My landlady was happy my mixer-grinder had come back to life. “How much did you pay?” (another favourite question). “You see! I saved you 2000 rupees!” she told me proudly.


Desisoccermom said...

You couldn't have said it better. It is cheaper to repair than to buy a new appliance in India. It is totally opposite over here. I have grown up watching cookers, mixers, blenders, stereos, TVs and even cooking ranges getting fixed for little money.

As to your landlady's personal questions: well that is so Indian. It is not always a good thing but I am sure you are glad this time she asked you where you were going and saved you some bucks? :)

xaspireonfirex said...

Just fantastic! I love this about India. I'm so sorry - and so ashamed - that it seems that during the course of the lives of the present generation, these kind of skills have disappeared in the West. I despair at the prospect of having to throw out some device, full of plastic, wires and metal, because of some fault which, if you could just work it out, would turn out to be really small.

What a pity - and what a bad lesson for us - that things have become cheaper to replace entirely rather than fix. A metaphor which could apply to so many of our society's problems ...

I hope Indians never stop demanding the talents of their local repairmen - they really are priceless!

Shubha said...

Just last week,my mom's cooking range stopped working.There was hardly any flame in 2 and the other two were dead,and we could smell LPG every time she turned on the knob.
I told her to throw it and get a new one.But she had bought it from Saudi 35 years back and felt nothing was wrong with it and could serve her more!
So,she gave a call to this guy who came home and
in two hours,serviced the obsolete,unbranded cooking range and made it look as good as new.The flame burns beautifully on all 4,and the guy charged peanuts for it!

Scrumps said...

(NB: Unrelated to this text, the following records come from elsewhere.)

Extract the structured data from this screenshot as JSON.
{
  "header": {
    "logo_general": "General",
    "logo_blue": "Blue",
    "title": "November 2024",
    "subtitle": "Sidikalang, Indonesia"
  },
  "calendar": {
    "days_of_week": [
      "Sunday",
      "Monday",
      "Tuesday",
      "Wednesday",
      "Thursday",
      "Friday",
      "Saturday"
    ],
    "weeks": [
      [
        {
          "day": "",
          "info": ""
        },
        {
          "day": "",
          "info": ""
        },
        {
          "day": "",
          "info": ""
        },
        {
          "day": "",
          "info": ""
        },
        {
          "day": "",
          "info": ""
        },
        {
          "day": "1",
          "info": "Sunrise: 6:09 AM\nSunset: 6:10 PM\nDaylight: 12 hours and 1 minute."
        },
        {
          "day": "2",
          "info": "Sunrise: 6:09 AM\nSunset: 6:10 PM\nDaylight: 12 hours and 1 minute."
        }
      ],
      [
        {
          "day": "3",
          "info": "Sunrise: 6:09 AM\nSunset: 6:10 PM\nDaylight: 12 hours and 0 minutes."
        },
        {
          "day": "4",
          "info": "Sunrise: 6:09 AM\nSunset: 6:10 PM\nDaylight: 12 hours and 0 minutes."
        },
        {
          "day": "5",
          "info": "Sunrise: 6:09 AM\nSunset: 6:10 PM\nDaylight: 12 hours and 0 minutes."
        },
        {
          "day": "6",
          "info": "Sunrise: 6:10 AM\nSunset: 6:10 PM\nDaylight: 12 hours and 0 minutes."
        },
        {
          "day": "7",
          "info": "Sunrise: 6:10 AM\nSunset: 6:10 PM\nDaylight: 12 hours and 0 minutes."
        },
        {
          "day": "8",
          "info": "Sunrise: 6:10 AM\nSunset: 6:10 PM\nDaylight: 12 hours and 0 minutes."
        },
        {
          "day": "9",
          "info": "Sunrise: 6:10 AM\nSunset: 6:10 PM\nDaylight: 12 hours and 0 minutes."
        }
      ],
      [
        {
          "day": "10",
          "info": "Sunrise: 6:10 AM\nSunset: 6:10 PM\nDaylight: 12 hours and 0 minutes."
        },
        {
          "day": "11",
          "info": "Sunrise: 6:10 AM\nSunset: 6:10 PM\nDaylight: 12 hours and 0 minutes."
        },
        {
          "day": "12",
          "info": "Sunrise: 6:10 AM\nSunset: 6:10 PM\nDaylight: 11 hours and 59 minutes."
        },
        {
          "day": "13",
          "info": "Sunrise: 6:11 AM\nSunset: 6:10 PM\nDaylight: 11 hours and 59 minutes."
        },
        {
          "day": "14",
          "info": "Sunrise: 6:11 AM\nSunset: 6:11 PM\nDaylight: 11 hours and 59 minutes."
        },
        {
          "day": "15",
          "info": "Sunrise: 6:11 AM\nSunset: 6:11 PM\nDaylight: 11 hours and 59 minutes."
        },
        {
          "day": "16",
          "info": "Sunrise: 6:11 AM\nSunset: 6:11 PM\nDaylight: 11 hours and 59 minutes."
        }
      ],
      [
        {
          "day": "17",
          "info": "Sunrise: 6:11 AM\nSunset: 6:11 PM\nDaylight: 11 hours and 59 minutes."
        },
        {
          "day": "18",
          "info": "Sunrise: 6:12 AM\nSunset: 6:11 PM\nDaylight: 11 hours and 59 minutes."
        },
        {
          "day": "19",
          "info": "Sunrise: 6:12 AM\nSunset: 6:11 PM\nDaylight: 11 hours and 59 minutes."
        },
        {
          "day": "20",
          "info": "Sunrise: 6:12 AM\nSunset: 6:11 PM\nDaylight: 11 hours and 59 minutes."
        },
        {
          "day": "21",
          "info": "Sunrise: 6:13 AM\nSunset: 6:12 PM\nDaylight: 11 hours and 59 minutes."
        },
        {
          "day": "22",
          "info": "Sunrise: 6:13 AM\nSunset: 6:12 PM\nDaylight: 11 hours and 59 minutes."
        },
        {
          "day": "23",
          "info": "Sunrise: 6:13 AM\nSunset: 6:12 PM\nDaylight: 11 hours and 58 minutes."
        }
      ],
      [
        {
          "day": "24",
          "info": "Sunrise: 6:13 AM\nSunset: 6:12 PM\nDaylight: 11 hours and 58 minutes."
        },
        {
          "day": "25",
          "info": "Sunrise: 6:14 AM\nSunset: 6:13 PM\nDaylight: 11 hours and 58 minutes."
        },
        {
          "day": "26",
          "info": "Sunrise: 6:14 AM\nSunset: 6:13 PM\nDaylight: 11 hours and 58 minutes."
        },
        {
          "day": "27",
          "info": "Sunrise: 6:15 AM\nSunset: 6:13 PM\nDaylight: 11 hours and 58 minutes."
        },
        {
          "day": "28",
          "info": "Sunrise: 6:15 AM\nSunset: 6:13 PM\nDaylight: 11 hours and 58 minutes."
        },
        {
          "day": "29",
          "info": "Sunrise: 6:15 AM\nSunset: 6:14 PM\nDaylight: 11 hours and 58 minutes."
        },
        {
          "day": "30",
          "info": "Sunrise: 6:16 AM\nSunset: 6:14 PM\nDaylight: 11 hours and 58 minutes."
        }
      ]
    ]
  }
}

This made me smile! It's so true! :)

Anonymous said...

Shubha, your mom is very lucky that the house didn't blow sky-high. Assuming that you guys are using propane (LPG) as the fuel for the stove, any leaked gas could linger in the house for days, and since propane is heavier than air, it could easily find a corner to hide in and if there is a spark nearby, look out!

If you ever smell gas in your house, turn off anything that could create a spark or flame, open a window for ventilation and get out. Only have a QUALIFIED person do the repair work.

Any malfunctioning gas-fired appliance should really be treated like a bomb.

Anonymous said...

Ha! When my iPod "ear buds" stopped working, I was just going to toss it out, but my Malayali neighbors looked at me in astonishment and insisted that I take them to be repaired. The repairman actually got the thing open, soldered something and sealed it all back up for 50 rupees! I couldn't believe it. They worked great.

Sirensongs: Indologist At Large said...

This is such a nice thing about India; in Nepal I had my $35 Timex repaired, completely dissembled and reassembled for 30NRs (about fifty cents). I was shocked the first time a Nepali repairman said to me, about my trusty late-90s Walkman cassette player, that I should just chuck it and buy another. Sign of the times?